▶ _Problem description_: The expected output is each line below containing "this", copied in full.

***** Data extract

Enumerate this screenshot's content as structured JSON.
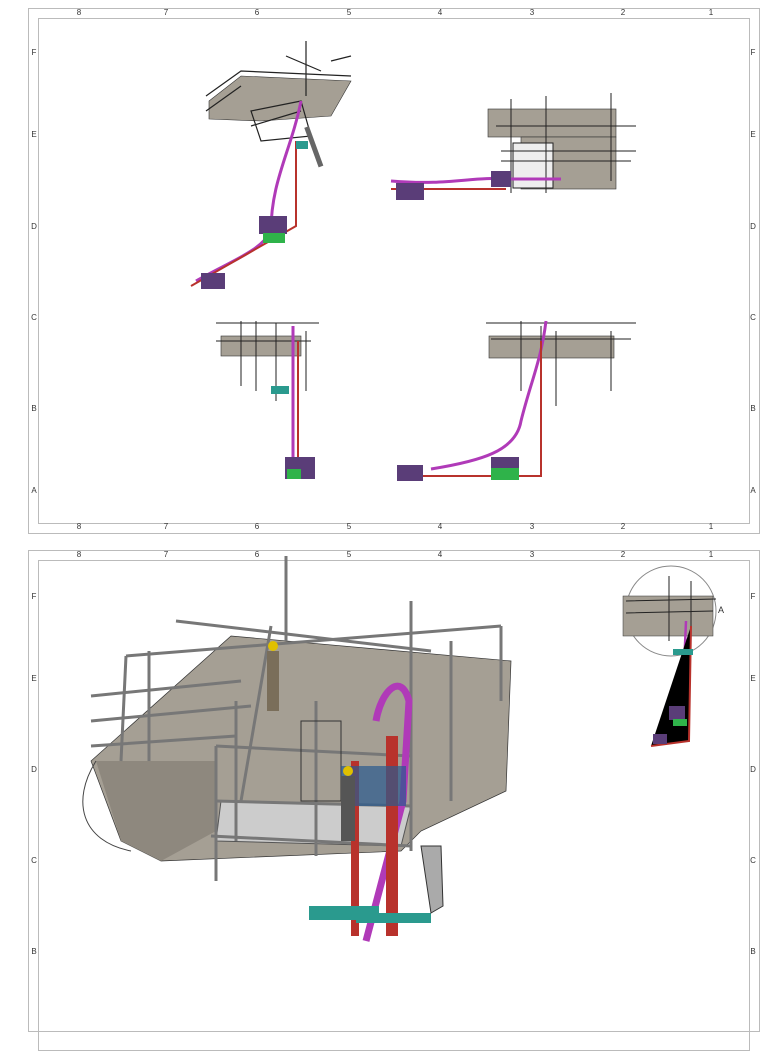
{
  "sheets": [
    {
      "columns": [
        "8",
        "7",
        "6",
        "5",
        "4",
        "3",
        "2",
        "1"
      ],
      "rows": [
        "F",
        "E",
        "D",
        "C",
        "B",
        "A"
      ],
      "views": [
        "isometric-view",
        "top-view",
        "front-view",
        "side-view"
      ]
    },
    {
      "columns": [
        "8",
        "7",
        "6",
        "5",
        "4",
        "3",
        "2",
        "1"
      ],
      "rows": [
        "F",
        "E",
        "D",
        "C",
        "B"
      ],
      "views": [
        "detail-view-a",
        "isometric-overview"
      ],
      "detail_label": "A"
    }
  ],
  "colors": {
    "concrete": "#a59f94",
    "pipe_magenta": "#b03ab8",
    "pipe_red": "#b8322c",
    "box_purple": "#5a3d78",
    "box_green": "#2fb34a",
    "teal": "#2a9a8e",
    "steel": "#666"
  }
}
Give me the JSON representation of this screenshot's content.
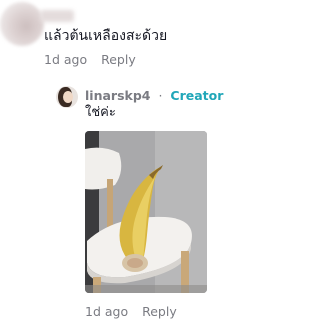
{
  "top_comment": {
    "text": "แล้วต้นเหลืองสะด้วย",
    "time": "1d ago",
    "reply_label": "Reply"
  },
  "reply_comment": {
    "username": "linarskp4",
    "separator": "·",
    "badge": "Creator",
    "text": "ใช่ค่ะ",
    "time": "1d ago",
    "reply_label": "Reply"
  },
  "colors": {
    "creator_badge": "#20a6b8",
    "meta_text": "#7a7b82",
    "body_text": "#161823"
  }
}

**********
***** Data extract

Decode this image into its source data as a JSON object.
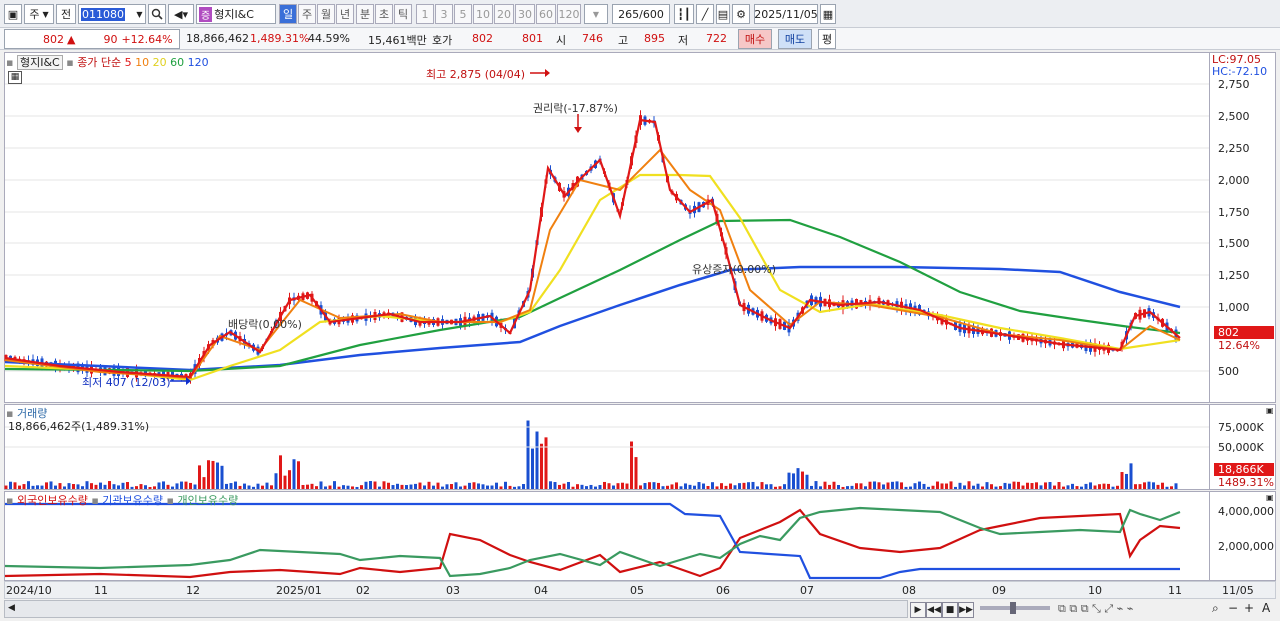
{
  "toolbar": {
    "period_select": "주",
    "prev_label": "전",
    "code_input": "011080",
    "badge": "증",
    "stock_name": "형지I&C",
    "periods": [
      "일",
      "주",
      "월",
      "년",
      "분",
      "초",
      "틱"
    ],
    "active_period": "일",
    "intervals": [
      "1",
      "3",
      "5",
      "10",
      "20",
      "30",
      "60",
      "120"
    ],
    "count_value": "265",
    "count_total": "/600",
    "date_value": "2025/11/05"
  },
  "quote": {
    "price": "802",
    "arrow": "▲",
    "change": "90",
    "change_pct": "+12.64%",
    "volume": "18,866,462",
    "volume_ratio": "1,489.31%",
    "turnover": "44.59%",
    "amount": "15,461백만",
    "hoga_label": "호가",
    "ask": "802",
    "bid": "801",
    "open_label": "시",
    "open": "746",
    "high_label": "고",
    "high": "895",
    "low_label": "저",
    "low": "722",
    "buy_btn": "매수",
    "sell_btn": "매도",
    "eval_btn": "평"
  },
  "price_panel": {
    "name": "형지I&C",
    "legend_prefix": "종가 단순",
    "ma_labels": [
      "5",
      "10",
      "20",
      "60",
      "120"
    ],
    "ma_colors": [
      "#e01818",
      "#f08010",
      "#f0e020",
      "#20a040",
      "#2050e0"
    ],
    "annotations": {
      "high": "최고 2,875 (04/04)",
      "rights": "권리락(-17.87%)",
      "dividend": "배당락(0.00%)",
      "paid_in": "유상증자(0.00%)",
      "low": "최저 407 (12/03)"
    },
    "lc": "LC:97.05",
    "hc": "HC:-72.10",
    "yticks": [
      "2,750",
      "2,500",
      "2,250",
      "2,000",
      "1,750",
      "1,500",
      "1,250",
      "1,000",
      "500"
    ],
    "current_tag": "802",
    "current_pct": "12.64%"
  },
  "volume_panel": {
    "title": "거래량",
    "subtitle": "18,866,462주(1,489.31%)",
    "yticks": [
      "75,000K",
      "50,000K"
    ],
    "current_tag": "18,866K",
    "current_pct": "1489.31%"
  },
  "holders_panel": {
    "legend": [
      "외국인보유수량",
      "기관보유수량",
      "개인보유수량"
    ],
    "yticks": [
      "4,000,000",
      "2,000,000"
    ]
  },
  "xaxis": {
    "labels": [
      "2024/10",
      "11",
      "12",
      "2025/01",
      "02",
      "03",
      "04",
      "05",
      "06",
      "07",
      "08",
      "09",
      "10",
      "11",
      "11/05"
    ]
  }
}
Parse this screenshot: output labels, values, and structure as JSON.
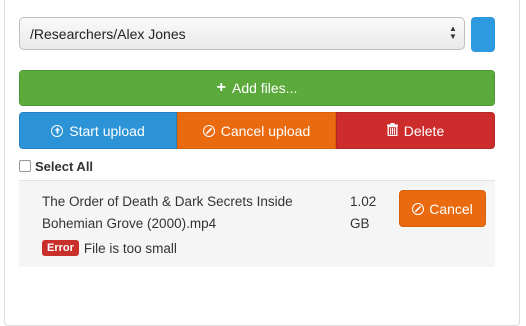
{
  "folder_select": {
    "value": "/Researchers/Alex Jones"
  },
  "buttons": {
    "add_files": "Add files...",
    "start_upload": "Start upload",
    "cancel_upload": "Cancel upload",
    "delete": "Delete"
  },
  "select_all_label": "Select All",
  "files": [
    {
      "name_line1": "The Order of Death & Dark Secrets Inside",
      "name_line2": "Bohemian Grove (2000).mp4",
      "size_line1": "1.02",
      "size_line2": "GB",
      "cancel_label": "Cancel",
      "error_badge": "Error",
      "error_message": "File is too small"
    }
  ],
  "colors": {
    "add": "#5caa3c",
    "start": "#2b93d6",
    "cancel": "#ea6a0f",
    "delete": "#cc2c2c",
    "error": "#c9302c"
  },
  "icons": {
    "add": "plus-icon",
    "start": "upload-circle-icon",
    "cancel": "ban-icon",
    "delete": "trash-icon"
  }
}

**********

▶ _Task result_:
Enumerate this screenshot's content as structured JSON.
Give me the JSON representation of this screenshot's content.
Decode this image into its source data as a JSON object.
Parse this screenshot: output labels, values, and structure as JSON.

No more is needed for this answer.